The performance or “action” begins with statements by Nitsch and ends with everything covered in blood. As a naked man sits on the ground with a pig carcass above his head, five musicians known as the Quintetto Nitsch play music beside a table filled with fresh produce and raw meats. On the other side of the room, the “cabinet of curiosities” holds items used in the performance and nostalgia of actions past.
This work was very intense. I was surprised that the most overwhelming aspect of this work for me was the smell. It was not the dead pig, the naked man, the endless amounts of blood, or the religious symbolism that provoked a reaction from me. No, it was the smell of the pig, raw meats, blood, and body odor combined with the perfume oils, flowers, and fruit that were so distinct and strong that I felt uneasy.
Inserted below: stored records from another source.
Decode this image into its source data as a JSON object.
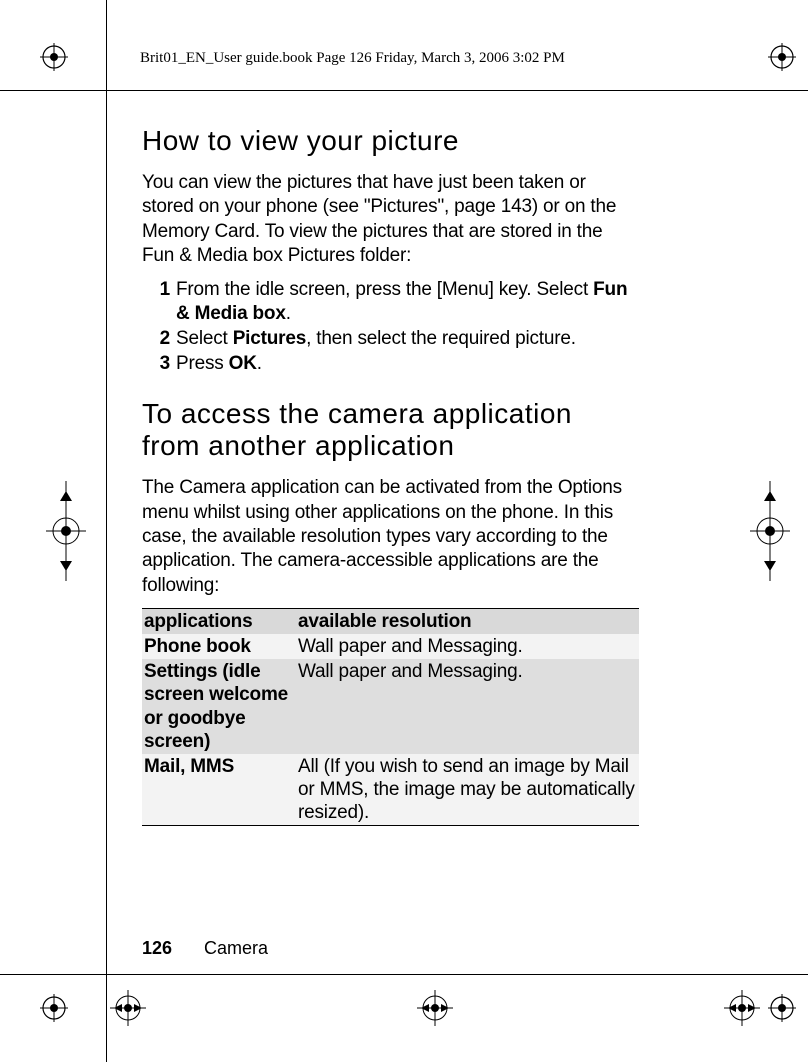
{
  "header": "Brit01_EN_User guide.book  Page 126  Friday, March 3, 2006  3:02 PM",
  "h1": "How to view your picture",
  "p1": "You can view the pictures that have just been taken or stored on your phone (see \"Pictures\", page 143) or on the Memory Card. To view the pictures that are stored in the Fun & Media box Pictures folder:",
  "steps": [
    {
      "n": "1",
      "pre": "From the idle screen, press the [Menu] key. Select ",
      "b": "Fun & Media box",
      "post": "."
    },
    {
      "n": "2",
      "pre": "Select ",
      "b": "Pictures",
      "post": ", then select the required picture."
    },
    {
      "n": "3",
      "pre": "Press ",
      "b": "OK",
      "post": "."
    }
  ],
  "h2": "To access the camera application from another application",
  "p2": "The Camera application can be activated from the Options menu whilst using other applications on the phone. In this case, the available resolution types vary according to the application. The camera-accessible applications are the following:",
  "table": {
    "head": [
      "applications",
      "available resolution"
    ],
    "rows": [
      [
        "Phone book",
        "Wall paper and Messaging."
      ],
      [
        "Settings (idle screen welcome or goodbye screen)",
        "Wall paper and Messaging."
      ],
      [
        "Mail, MMS",
        "All (If you wish to send an image by Mail or MMS, the image may be automatically resized)."
      ]
    ]
  },
  "footer": {
    "page": "126",
    "chapter": "Camera"
  }
}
Which leads me to ask myself – Have I become so anesthetized that the imagery of the work doesn’t even bother me anymore? Was I more concerned with getting blood on my freshly dry-cleaned white coat that I didn’t let myself get lost in the tactile use of the blood? What would I have focused on if the smell had not been so pervasive?
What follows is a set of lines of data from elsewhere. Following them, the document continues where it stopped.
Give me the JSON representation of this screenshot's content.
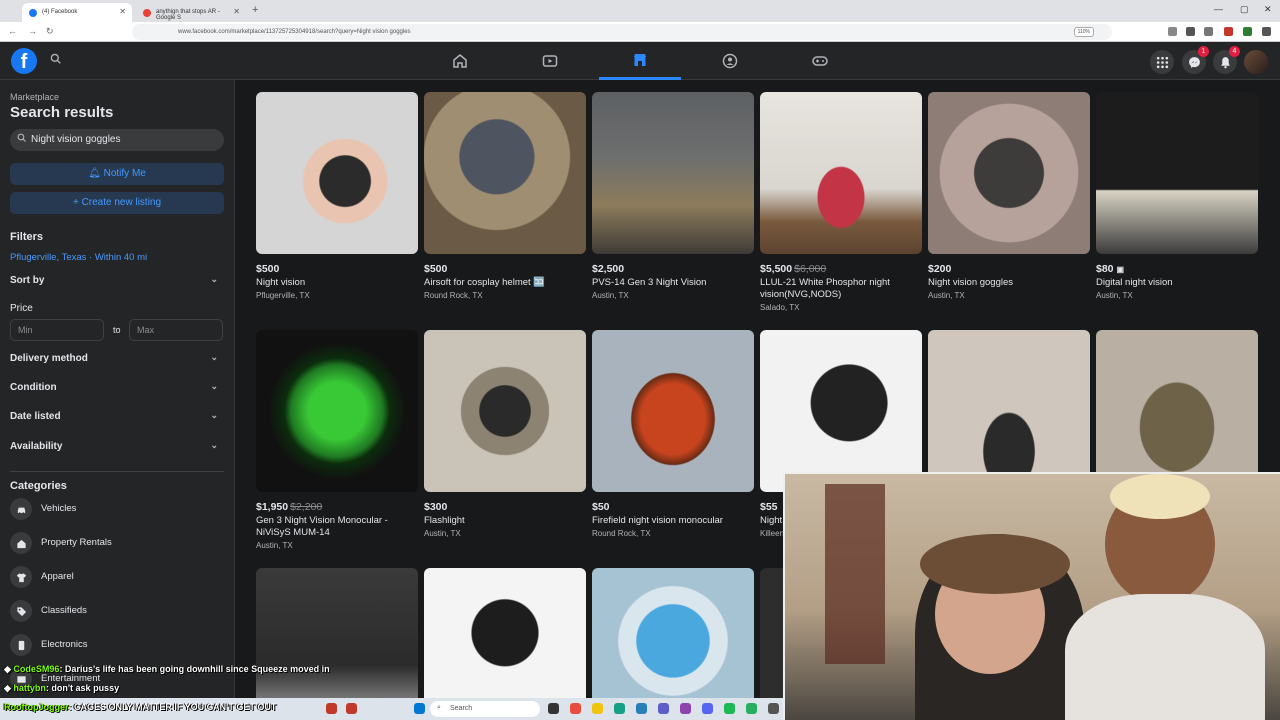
{
  "browser": {
    "tabs": [
      {
        "label": "(4) Facebook"
      },
      {
        "label": "anythign that stops AR - Google S"
      }
    ],
    "url": "www.facebook.com/marketplace/113725725304918/search?query=Night vision goggles",
    "zoom": "110%"
  },
  "header": {
    "messenger_badge": "1",
    "notifications_badge": "4"
  },
  "sidebar": {
    "breadcrumb": "Marketplace",
    "title": "Search results",
    "search_value": "Night vision goggles",
    "notify_label": "Notify Me",
    "create_label": "Create new listing",
    "filters_heading": "Filters",
    "location": "Pflugerville, Texas · Within 40 mi",
    "sort_label": "Sort by",
    "price_label": "Price",
    "min_placeholder": "Min",
    "max_placeholder": "Max",
    "price_to": "to",
    "delivery_label": "Delivery method",
    "condition_label": "Condition",
    "date_label": "Date listed",
    "availability_label": "Availability",
    "categories_heading": "Categories",
    "categories": [
      {
        "label": "Vehicles",
        "icon": "car-icon"
      },
      {
        "label": "Property Rentals",
        "icon": "house-icon"
      },
      {
        "label": "Apparel",
        "icon": "shirt-icon"
      },
      {
        "label": "Classifieds",
        "icon": "tag-icon"
      },
      {
        "label": "Electronics",
        "icon": "phone-icon"
      },
      {
        "label": "Entertainment",
        "icon": "film-icon"
      }
    ]
  },
  "listings": [
    {
      "price": "$500",
      "old": "",
      "title": "Night vision",
      "location": "Pflugerville, TX"
    },
    {
      "price": "$500",
      "old": "",
      "title": "Airsoft for cosplay helmet 🈁",
      "location": "Round Rock, TX"
    },
    {
      "price": "$2,500",
      "old": "",
      "title": "PVS-14 Gen 3 Night Vision",
      "location": "Austin, TX"
    },
    {
      "price": "$5,500",
      "old": "$6,000",
      "title": "LLUL-21 White Phosphor night vision(NVG,NODS)",
      "location": "Salado, TX"
    },
    {
      "price": "$200",
      "old": "",
      "title": "Night vision goggles",
      "location": "Austin, TX"
    },
    {
      "price": "$80",
      "old": "",
      "title": "Digital night vision",
      "location": "Austin, TX"
    },
    {
      "price": "$1,950",
      "old": "$2,200",
      "title": "Gen 3 Night Vision Monocular - NiViSyS MUM-14",
      "location": "Austin, TX"
    },
    {
      "price": "$300",
      "old": "",
      "title": "Flashlight",
      "location": "Austin, TX"
    },
    {
      "price": "$50",
      "old": "",
      "title": "Firefield night vision monocular",
      "location": "Round Rock, TX"
    },
    {
      "price": "$55",
      "old": "",
      "title": "Night",
      "location": "Killeen"
    },
    {
      "price": "",
      "old": "",
      "title": "",
      "location": ""
    },
    {
      "price": "",
      "old": "",
      "title": "",
      "location": ""
    },
    {
      "price": "",
      "old": "",
      "title": "",
      "location": ""
    },
    {
      "price": "",
      "old": "",
      "title": "",
      "location": ""
    },
    {
      "price": "",
      "old": "",
      "title": "",
      "location": ""
    },
    {
      "price": "",
      "old": "",
      "title": "",
      "location": ""
    }
  ],
  "chat": [
    {
      "user": "CodeSM96",
      "message": ": Darius's life has been going downhill since Squeeze moved in"
    },
    {
      "user": "hattybn",
      "message": ": don't ask pussy"
    },
    {
      "user": "RooftopJogger",
      "message": ": CAGES ONLY MATTER IF YOU CAN'T GET OUT"
    }
  ],
  "taskbar": {
    "search_placeholder": "Search"
  }
}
All in all, regardless of my hangup with the smell, the work of Hermann Nitsch is powerful and attacks from all angles.